Work to be completed:
Count the lines in the data below that have "micro" in them, and reply with only that number.

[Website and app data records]

▼

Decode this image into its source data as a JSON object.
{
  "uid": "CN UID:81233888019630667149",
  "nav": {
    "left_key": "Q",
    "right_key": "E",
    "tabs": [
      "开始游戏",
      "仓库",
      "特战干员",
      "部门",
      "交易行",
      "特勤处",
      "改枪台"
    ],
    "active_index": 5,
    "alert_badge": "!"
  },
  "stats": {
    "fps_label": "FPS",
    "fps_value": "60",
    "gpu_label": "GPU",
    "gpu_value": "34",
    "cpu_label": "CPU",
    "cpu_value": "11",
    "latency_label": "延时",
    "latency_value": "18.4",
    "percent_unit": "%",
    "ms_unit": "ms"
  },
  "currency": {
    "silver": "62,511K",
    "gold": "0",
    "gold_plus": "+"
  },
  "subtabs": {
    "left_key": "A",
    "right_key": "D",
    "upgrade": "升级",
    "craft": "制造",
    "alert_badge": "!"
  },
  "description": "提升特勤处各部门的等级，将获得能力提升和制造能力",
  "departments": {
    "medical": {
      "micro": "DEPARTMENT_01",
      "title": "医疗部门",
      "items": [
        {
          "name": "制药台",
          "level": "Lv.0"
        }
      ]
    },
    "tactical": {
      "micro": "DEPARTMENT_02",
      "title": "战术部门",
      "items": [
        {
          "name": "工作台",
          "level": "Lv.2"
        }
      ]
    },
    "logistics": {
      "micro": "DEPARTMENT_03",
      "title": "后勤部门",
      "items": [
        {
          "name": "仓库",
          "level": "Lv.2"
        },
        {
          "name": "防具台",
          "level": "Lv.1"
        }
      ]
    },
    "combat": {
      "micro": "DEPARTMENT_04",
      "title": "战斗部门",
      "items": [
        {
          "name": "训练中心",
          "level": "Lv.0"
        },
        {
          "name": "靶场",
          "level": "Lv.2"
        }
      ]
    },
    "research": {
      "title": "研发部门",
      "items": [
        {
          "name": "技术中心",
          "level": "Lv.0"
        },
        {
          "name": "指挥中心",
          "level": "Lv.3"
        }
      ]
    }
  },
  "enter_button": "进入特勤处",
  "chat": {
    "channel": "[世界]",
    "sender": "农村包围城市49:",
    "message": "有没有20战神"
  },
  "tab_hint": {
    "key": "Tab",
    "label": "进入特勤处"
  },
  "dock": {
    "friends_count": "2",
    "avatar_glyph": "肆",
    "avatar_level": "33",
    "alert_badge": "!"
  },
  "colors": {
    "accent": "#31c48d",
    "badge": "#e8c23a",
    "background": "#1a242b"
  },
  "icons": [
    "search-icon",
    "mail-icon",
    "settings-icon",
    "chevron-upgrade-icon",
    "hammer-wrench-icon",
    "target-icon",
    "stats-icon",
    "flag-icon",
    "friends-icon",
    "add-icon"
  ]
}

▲

Solution to this task:
4